>>>>>

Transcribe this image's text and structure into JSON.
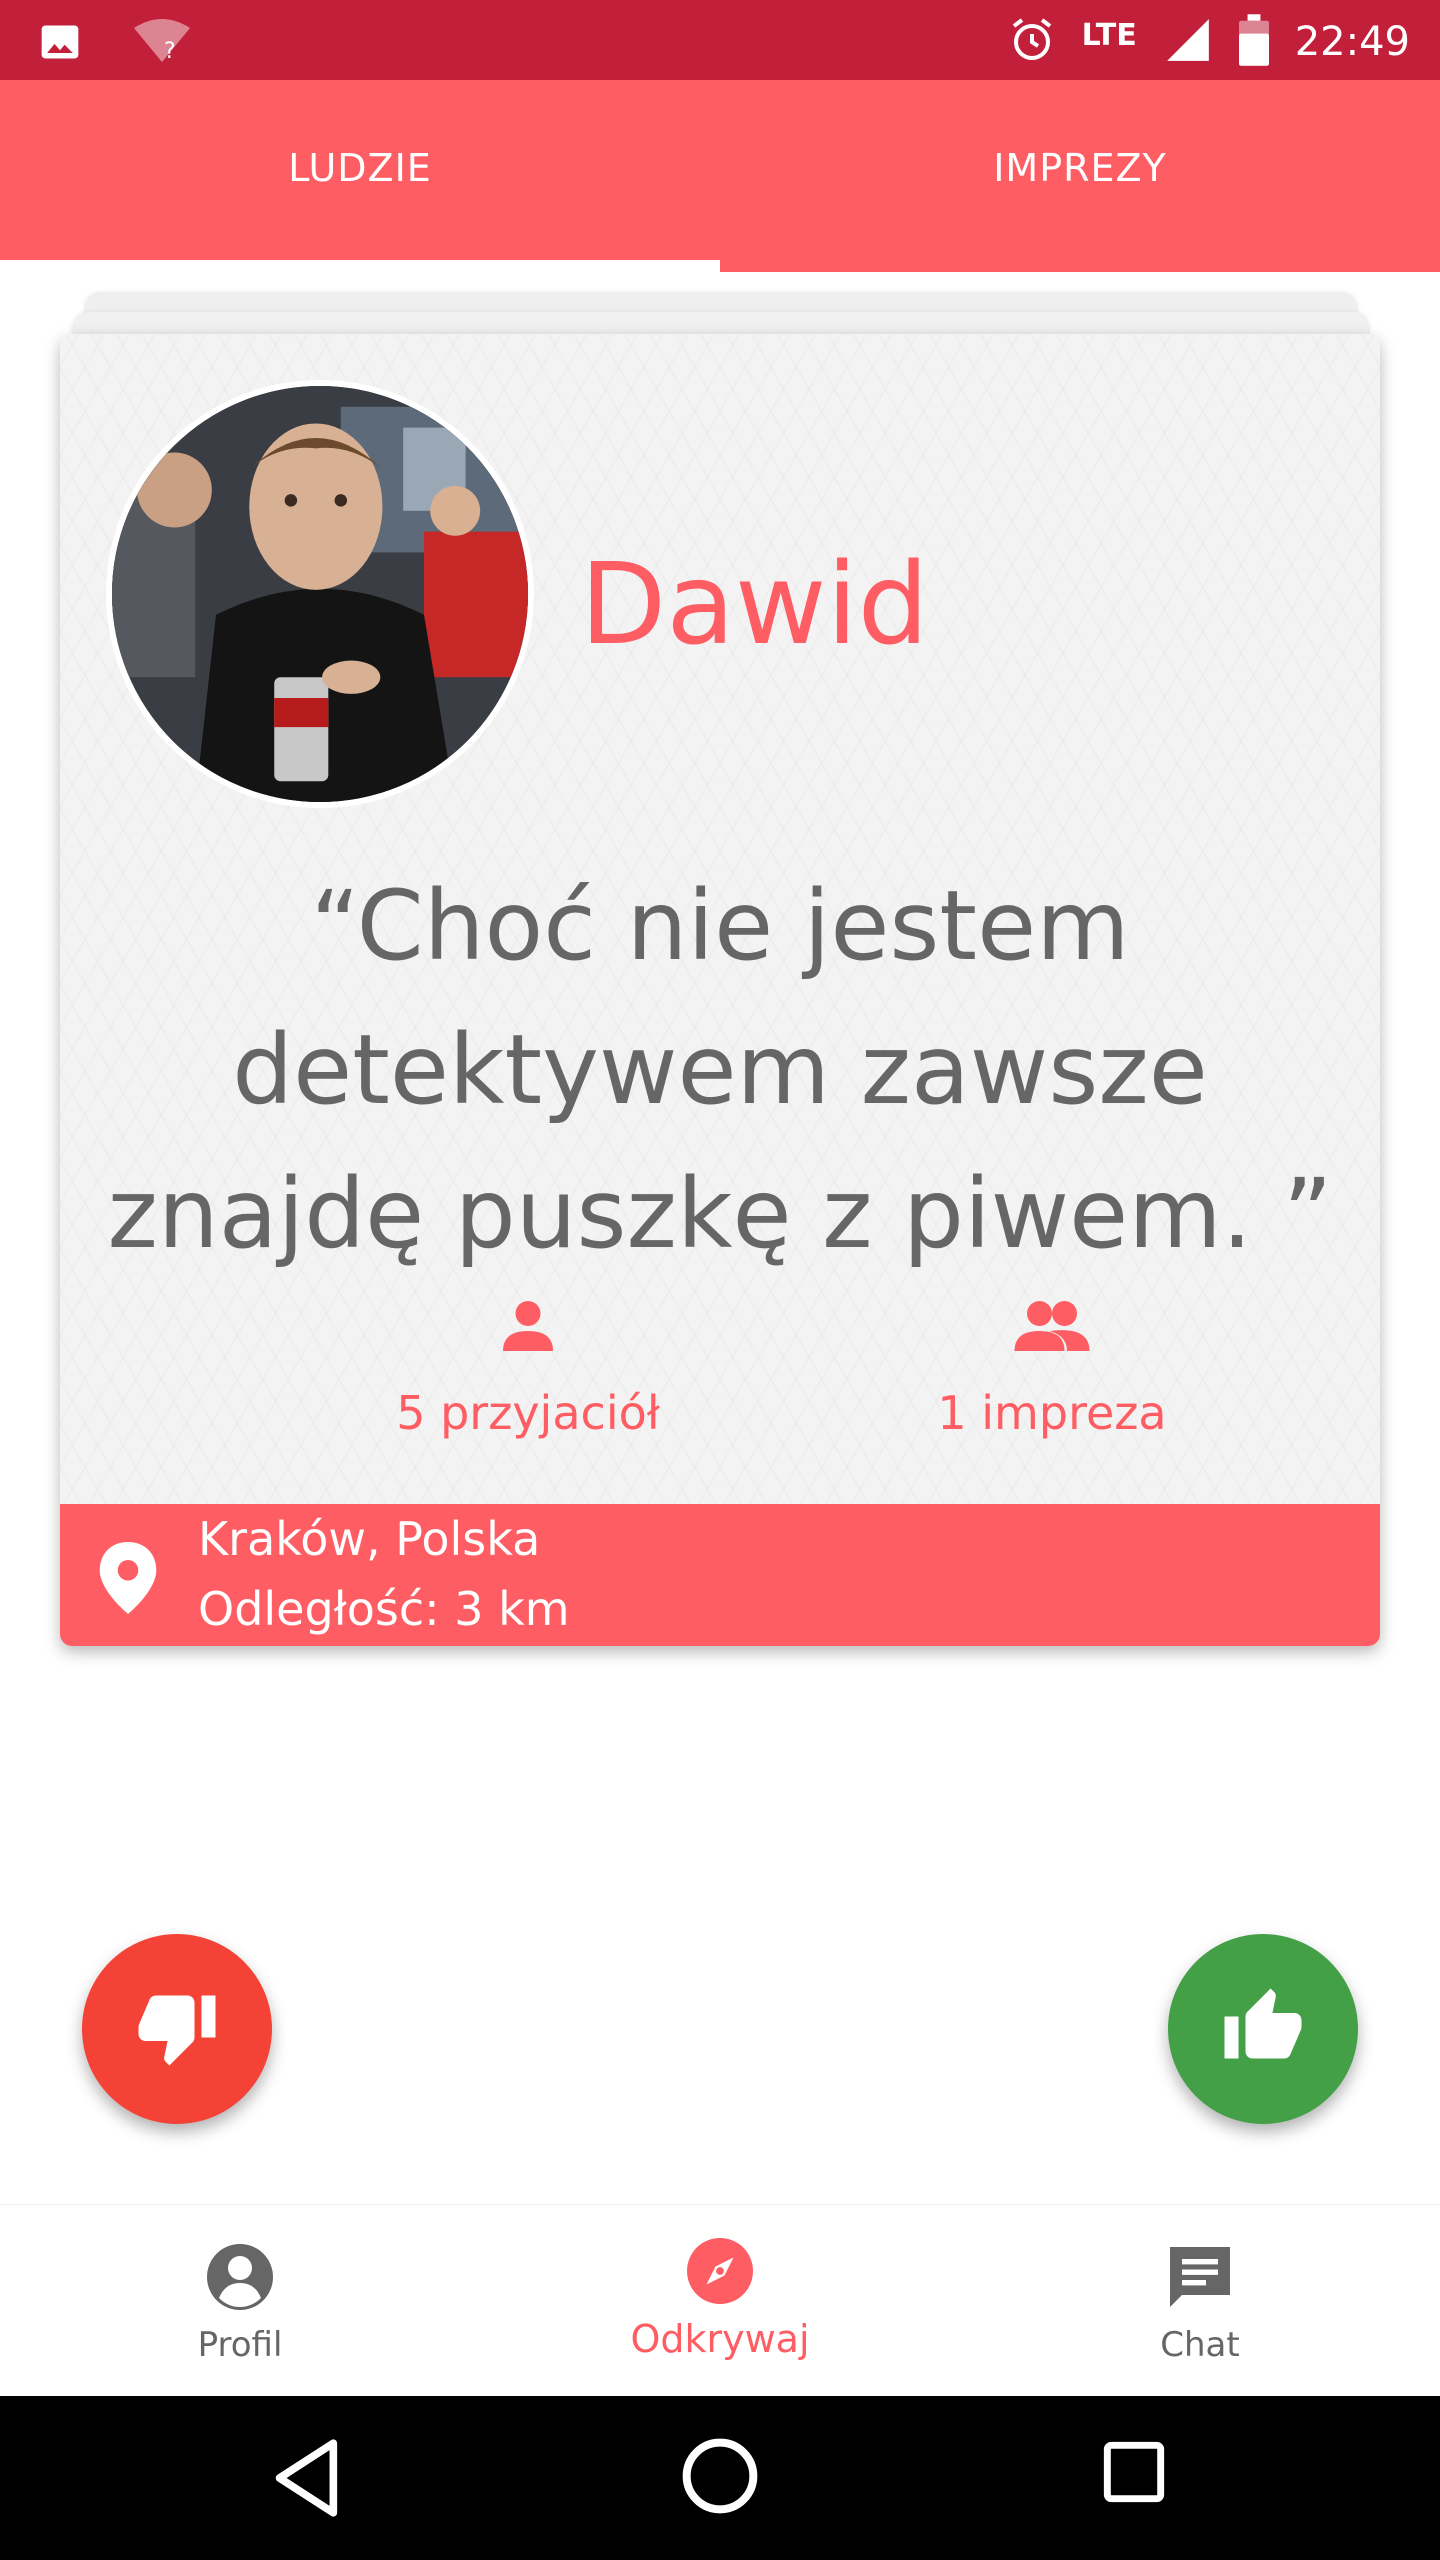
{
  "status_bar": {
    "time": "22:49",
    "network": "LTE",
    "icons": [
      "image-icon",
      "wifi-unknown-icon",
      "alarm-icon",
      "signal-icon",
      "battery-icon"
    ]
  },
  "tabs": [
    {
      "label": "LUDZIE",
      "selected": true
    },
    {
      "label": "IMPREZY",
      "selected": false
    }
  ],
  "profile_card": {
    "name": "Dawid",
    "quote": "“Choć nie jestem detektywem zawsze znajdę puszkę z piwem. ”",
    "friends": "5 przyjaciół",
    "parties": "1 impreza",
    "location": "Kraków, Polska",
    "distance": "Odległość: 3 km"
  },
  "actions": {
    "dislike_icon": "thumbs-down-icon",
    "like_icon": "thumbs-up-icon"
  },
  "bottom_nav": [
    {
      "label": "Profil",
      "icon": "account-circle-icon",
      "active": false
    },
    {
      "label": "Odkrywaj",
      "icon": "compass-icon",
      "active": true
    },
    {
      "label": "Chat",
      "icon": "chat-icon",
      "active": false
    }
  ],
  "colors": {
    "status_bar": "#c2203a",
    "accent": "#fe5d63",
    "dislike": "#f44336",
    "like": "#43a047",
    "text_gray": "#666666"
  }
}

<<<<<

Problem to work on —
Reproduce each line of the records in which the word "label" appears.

Output of the task —
      "label": "LUDZIE",
      "label": "IMPREZY",
      "label": "Profil",
      "label": "Odkrywaj",
      "label": "Chat",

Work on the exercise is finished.